Acrylamide (AA) is a probable human carcinogen generated in carbohydrate-rich foodstuffs upon heating. Glycidamide (GA), formed via epoxidation, presumably mediated by cytochrome P450 2E1, is considered to be the active metabolite that plays a central role in the genotoxicity of AA. The aim of this work was to evaluate the cytogenetic damage induced by AA and GA in cultured human lymphocytes by use of the sister chromatid exchange (SCE) assay. Furthermore, this report addresses the role of individual genetic polymorphisms in key genes involved in detoxification and DNA-repair pathways (BER, NER, HRR and NHEJ) on the induction of SCE by GA. While AA induced the number of SCE/metaphase only slightly, especially for the highest concentration tested (2000 mu M) markedly induced SCEs in a concentration-dependent manner up to concentrations of 750 mu M, leading to an increase in SCEs of up to about 10-fold compared with controls. By combining DNA damage in GA-treated lymphocytes and data on polymorphisms, associations between the induction of SCEs with GSTP1 (Ile105Val) and GSTA2 (Glu210Ala) genotypes are suggested. (c) 2013 Elsevier B.V. All rights reserved.
|Number of pages

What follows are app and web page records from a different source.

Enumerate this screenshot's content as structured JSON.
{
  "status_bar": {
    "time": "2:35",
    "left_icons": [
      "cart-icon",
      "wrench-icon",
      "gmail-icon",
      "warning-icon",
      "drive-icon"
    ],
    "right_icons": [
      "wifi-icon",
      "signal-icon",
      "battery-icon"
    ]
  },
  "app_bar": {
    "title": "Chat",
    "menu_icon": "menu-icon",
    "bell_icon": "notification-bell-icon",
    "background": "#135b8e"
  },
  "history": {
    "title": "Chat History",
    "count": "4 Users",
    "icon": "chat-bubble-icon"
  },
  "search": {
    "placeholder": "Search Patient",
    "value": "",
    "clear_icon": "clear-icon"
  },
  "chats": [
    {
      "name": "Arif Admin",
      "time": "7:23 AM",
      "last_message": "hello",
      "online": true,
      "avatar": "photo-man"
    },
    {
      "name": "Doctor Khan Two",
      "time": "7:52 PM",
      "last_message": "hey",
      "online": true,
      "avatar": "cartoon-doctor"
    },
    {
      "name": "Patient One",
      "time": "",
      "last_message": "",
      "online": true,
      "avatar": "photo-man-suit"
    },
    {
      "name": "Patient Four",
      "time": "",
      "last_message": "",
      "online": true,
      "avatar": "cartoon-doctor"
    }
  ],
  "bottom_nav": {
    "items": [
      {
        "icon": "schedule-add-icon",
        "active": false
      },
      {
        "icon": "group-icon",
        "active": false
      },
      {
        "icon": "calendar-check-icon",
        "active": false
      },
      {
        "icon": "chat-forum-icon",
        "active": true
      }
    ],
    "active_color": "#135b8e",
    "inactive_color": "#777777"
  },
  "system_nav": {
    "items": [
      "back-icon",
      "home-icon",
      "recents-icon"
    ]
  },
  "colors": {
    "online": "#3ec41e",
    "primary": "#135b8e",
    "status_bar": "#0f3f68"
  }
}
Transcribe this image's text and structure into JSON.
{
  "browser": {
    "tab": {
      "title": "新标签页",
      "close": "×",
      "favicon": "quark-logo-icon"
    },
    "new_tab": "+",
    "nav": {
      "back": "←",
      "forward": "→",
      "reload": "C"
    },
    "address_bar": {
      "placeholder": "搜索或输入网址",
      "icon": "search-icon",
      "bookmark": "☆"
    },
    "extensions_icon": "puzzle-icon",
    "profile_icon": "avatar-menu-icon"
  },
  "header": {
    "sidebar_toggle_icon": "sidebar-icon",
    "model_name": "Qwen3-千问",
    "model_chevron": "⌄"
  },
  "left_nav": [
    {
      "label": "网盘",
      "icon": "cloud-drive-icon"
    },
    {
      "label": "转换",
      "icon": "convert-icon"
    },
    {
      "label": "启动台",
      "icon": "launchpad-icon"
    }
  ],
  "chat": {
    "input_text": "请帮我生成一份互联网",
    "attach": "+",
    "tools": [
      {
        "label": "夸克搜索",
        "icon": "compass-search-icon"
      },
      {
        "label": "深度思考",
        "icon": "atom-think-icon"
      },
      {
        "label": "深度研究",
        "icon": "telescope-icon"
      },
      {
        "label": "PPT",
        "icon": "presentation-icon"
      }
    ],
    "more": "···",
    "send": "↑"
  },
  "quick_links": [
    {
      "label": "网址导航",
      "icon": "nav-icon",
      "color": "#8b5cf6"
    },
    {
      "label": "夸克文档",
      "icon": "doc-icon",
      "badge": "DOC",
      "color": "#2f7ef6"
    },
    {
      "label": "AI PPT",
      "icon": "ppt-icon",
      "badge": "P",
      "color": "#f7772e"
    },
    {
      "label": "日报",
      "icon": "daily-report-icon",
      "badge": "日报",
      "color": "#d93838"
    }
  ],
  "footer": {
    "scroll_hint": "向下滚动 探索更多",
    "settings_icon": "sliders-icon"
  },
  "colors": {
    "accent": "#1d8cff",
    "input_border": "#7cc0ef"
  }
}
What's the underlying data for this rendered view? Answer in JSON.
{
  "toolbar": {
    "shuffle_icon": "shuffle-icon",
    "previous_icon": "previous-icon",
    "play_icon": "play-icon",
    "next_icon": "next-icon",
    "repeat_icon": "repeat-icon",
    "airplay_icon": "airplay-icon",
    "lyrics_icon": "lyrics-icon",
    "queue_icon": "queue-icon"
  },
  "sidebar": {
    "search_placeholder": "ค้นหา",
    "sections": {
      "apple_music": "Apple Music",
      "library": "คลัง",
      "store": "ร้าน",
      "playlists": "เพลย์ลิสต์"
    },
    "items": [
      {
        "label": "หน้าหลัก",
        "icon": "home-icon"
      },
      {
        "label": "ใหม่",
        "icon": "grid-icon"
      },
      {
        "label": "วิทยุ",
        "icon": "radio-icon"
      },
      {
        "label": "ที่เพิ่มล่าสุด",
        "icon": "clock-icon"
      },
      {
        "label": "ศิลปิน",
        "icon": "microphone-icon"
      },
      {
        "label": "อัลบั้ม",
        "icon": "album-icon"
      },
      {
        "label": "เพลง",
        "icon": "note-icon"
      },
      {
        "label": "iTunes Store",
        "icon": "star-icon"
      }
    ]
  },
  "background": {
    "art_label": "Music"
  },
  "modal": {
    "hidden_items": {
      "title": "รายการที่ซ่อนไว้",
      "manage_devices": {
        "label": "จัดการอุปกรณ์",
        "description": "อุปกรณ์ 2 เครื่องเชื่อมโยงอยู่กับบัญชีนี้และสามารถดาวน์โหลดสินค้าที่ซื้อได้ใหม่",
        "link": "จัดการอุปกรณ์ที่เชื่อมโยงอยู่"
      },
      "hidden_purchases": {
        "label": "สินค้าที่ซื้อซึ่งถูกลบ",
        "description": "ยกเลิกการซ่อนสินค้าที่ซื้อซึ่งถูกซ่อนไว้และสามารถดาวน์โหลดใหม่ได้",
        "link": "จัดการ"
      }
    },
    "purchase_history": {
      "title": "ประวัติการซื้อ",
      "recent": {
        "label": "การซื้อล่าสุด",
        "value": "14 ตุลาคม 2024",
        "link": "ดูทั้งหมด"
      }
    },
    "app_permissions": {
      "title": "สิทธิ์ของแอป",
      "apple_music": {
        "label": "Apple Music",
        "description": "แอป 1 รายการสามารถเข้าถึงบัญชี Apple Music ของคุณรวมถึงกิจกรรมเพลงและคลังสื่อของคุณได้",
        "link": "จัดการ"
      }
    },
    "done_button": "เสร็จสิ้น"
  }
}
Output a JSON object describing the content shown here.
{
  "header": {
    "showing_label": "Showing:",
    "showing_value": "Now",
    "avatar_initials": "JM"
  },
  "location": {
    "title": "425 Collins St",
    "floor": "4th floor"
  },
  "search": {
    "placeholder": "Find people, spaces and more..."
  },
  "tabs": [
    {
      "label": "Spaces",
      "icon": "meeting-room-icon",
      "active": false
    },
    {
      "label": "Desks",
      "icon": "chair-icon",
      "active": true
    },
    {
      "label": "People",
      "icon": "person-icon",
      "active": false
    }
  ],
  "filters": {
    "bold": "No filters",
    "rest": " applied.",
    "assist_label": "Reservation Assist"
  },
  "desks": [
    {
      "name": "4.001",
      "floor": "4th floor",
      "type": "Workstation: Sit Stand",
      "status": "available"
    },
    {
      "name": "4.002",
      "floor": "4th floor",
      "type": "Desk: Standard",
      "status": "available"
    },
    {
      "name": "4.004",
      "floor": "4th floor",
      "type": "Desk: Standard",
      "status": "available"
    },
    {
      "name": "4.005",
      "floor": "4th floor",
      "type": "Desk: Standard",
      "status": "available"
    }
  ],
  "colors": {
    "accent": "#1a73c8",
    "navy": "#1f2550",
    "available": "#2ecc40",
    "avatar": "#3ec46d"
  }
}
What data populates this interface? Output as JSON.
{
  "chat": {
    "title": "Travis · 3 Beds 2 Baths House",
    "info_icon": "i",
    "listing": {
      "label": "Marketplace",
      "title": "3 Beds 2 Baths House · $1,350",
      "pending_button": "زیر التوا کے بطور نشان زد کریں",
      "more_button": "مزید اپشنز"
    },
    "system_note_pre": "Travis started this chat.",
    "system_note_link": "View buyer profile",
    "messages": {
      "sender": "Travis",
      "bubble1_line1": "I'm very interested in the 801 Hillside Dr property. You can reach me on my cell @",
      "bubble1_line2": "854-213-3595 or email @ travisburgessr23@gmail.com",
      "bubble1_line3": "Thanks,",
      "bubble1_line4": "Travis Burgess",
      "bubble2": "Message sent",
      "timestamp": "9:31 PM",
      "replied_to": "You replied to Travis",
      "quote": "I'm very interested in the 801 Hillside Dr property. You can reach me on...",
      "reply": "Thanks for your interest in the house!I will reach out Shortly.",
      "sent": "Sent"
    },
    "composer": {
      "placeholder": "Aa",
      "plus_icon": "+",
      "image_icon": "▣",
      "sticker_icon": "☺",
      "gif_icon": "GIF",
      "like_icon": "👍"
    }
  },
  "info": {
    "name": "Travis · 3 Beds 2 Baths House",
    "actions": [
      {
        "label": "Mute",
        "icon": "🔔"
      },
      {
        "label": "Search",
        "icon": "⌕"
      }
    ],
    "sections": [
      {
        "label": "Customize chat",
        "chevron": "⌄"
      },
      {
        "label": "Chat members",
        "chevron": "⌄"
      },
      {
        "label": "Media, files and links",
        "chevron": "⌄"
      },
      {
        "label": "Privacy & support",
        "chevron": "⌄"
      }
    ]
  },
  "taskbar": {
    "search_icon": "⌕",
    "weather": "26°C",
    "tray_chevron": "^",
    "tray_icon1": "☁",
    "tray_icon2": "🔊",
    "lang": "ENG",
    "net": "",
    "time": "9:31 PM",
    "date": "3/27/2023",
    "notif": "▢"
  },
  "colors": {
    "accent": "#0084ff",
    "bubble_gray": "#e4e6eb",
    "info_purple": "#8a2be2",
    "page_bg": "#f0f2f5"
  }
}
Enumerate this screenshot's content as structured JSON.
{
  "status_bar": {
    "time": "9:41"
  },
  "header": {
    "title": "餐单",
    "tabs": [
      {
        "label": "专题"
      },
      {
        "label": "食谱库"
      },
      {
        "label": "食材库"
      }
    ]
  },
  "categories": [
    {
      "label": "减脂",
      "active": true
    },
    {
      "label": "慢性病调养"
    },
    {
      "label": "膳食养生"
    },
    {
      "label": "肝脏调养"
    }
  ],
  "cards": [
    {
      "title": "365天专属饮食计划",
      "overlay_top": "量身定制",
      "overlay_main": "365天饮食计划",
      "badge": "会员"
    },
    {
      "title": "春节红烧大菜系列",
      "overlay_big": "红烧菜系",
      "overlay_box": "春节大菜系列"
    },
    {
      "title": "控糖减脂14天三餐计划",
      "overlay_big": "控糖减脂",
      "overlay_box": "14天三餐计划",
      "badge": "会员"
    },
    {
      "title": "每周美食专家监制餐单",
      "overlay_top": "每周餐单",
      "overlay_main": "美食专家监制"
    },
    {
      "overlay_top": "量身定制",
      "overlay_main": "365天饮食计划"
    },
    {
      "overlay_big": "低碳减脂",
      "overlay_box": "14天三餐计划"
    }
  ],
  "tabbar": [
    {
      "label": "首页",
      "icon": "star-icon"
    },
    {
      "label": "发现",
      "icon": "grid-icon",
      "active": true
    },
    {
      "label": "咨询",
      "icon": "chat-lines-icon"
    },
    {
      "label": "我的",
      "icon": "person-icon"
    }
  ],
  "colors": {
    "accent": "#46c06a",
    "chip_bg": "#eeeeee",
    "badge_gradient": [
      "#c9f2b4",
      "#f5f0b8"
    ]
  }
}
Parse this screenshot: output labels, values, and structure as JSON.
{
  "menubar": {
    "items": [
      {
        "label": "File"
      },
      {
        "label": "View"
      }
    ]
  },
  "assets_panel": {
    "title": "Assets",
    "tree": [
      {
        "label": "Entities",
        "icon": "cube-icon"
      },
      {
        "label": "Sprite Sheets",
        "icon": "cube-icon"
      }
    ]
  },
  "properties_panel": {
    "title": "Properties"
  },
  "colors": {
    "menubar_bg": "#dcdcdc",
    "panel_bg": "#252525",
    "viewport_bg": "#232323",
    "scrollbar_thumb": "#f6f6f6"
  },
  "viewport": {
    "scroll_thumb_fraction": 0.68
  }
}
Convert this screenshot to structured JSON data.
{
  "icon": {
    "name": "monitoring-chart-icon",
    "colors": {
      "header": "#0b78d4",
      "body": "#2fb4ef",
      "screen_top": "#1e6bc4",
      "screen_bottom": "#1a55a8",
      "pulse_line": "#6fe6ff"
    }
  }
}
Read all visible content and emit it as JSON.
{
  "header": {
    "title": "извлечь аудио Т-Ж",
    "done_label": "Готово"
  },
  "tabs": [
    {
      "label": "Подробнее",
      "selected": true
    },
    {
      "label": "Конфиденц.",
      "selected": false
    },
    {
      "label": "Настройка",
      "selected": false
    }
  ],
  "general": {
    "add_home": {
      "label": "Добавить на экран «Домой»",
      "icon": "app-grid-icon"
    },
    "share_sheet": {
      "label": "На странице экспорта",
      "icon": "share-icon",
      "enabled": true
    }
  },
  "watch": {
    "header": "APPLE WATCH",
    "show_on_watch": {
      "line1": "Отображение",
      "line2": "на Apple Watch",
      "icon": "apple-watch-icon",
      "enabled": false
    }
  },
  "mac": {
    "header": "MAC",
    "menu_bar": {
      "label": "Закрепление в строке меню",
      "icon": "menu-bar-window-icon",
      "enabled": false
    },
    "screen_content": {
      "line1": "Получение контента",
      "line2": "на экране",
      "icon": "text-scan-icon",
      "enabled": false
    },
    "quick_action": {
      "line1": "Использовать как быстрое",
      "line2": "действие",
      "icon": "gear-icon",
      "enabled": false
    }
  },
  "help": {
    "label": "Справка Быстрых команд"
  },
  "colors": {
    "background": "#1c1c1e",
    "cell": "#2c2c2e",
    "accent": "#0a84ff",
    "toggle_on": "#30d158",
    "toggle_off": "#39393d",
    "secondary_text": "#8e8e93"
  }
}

|Mutation Research-Genetic Toxicology And Environmental Mutagenesis
|Published - 15 Apr 2013